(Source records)
=== Section Start ===

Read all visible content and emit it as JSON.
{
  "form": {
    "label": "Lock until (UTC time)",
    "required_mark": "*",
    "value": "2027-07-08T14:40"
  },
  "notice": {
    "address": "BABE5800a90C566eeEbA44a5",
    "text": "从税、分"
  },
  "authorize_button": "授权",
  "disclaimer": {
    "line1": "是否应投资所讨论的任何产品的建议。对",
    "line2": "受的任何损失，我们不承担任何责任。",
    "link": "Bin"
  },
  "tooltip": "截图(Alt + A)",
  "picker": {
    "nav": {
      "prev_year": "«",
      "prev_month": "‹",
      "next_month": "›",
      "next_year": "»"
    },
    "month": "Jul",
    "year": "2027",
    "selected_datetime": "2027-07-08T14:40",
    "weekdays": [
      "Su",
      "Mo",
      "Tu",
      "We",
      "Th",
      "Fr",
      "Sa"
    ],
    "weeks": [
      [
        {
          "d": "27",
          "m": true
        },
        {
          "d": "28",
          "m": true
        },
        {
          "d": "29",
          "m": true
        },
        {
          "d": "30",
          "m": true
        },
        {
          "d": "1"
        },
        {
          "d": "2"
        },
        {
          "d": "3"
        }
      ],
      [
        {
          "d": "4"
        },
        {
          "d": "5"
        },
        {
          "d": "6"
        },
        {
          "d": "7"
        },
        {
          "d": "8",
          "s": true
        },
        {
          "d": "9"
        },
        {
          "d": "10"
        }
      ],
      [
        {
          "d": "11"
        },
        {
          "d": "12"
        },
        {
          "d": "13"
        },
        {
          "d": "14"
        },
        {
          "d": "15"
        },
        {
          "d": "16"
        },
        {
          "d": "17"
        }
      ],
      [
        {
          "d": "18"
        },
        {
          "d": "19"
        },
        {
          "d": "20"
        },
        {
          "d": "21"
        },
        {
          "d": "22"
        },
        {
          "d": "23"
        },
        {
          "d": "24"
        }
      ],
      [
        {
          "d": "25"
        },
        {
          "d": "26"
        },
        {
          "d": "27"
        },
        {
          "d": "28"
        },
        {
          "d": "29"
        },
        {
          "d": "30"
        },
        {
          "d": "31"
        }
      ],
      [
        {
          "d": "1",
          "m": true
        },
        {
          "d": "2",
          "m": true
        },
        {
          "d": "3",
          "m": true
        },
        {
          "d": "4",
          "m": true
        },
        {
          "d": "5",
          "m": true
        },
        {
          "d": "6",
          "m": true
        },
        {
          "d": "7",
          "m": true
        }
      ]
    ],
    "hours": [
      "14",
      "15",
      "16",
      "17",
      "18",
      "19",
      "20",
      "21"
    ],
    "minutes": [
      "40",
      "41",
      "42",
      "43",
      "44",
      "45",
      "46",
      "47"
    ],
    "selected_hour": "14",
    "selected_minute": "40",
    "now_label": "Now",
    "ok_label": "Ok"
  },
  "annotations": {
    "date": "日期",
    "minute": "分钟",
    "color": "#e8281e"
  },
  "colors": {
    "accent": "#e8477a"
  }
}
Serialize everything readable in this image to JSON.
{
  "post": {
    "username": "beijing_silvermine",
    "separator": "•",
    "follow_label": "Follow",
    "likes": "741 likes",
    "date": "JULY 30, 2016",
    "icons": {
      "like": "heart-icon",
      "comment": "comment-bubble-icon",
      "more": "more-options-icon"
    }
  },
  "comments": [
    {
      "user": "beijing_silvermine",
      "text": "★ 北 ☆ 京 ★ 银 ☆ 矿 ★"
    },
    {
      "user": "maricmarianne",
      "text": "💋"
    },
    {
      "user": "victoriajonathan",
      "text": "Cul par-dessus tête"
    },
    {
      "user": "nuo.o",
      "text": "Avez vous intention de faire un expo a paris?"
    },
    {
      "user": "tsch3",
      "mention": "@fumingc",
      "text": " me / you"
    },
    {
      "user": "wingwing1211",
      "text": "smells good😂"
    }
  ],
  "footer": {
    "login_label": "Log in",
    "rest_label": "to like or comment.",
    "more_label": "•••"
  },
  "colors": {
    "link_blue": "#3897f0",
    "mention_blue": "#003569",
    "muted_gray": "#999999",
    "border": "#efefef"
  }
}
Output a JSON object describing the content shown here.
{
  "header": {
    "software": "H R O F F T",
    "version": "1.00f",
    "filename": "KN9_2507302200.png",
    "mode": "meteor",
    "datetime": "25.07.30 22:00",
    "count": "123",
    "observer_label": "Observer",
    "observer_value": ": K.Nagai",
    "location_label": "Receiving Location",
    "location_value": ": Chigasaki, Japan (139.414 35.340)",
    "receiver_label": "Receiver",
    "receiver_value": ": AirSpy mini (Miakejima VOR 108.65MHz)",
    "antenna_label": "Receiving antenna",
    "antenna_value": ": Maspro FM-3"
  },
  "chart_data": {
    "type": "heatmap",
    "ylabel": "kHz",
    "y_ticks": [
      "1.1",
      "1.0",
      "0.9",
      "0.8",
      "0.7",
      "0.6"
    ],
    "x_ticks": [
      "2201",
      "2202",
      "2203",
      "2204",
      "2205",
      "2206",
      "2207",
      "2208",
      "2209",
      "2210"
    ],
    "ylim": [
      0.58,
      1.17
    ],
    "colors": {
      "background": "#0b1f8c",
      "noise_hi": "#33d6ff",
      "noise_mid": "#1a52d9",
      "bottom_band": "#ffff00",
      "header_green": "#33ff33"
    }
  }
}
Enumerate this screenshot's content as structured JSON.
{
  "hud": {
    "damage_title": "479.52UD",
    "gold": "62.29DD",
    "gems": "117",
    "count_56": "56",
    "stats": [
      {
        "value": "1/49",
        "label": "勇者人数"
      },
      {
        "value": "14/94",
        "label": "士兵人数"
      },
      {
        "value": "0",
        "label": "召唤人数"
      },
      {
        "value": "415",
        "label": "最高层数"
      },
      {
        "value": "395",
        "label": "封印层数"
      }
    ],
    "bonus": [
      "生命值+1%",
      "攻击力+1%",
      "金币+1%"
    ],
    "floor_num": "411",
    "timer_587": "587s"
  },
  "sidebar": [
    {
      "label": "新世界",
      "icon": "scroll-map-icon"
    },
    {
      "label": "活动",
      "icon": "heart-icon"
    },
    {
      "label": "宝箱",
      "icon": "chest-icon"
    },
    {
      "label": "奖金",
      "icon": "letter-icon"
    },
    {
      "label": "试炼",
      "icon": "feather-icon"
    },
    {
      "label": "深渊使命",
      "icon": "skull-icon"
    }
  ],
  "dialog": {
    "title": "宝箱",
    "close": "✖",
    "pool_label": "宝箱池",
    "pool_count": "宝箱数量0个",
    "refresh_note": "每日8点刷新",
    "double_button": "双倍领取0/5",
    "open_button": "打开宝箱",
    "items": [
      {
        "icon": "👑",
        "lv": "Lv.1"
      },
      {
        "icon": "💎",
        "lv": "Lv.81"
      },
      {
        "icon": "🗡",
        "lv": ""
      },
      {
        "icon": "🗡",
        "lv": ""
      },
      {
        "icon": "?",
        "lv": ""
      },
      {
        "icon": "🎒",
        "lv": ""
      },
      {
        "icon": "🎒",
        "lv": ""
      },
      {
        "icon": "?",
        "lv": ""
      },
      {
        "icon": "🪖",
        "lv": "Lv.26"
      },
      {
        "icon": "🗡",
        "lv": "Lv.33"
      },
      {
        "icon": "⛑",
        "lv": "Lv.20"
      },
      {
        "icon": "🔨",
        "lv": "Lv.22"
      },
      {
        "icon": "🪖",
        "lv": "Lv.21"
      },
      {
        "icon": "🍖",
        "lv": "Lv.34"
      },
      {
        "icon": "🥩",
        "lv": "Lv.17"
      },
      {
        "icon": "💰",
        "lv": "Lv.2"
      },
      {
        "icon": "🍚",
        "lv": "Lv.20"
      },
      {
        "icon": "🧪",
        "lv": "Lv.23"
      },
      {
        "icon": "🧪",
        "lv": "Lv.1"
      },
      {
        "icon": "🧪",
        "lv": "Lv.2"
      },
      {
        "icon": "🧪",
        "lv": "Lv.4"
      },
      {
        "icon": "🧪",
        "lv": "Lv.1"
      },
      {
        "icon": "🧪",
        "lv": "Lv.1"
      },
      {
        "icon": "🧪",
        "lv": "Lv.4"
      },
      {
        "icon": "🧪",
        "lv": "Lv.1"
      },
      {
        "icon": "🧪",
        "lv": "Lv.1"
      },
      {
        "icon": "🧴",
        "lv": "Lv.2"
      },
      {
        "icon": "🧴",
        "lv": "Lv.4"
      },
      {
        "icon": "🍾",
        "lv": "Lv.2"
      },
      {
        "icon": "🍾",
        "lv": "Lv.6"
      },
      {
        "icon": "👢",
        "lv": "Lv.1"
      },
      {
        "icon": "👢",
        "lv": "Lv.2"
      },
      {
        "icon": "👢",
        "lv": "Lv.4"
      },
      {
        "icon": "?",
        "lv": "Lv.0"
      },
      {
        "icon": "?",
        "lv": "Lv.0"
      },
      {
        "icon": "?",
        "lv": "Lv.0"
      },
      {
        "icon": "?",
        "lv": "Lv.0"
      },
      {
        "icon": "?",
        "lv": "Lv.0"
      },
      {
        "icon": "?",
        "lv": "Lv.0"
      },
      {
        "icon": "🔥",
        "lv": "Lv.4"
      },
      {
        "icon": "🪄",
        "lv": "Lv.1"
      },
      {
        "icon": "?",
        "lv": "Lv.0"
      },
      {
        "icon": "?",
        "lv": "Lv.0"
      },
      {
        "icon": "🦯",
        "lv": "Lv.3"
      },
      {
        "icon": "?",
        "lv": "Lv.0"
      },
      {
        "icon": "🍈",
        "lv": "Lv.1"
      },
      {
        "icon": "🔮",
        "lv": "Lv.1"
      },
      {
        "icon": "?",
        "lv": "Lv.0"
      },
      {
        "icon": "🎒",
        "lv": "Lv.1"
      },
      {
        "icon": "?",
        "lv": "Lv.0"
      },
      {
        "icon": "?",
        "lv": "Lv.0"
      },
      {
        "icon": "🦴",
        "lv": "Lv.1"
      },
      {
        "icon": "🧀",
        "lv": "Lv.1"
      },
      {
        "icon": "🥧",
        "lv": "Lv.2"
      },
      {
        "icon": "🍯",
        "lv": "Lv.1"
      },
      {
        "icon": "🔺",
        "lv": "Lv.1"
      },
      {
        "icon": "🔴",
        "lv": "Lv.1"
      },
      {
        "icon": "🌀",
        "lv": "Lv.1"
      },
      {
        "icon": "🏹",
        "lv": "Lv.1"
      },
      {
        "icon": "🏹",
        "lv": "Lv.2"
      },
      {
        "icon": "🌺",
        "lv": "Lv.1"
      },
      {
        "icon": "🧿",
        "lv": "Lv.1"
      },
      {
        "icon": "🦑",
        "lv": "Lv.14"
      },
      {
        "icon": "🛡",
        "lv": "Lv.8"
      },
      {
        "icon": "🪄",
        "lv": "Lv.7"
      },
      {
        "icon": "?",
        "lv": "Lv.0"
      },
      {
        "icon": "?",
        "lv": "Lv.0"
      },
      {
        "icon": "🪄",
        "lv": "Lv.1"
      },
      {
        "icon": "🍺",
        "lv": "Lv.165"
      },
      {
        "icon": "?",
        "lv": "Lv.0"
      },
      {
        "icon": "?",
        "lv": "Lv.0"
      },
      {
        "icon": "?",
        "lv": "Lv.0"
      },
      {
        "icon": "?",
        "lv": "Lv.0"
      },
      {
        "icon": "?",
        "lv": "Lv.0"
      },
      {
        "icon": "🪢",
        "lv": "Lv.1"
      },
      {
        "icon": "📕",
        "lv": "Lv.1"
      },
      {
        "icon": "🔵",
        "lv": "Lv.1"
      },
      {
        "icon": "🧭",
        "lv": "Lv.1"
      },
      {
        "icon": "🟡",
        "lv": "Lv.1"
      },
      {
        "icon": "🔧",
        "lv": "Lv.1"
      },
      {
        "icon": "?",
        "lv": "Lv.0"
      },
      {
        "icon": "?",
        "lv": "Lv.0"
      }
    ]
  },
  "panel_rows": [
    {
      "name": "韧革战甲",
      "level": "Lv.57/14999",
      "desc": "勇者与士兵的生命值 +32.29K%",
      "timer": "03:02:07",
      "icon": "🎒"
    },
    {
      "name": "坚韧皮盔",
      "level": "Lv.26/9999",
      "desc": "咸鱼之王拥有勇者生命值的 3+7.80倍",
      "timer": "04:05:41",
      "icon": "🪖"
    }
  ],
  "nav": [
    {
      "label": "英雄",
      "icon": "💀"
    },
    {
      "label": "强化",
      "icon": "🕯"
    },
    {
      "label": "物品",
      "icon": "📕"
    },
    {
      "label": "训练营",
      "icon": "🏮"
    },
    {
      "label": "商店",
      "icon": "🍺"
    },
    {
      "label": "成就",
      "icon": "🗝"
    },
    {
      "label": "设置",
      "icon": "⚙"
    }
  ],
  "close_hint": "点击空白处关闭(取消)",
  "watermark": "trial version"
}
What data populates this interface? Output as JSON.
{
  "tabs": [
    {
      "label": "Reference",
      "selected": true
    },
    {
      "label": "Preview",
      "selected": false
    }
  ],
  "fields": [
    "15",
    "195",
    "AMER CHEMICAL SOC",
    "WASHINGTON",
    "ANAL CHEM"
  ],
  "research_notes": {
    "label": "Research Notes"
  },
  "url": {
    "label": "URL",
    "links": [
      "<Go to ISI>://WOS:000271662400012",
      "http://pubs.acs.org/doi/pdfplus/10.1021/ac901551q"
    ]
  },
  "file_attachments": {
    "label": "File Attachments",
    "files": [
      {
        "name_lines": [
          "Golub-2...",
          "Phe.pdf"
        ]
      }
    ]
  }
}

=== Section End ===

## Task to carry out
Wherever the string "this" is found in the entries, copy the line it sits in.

## Task result
Serialize everything readable in this image to JSON.
Enumerate this screenshot's content as structured JSON.
What data populates this interface? Output as JSON.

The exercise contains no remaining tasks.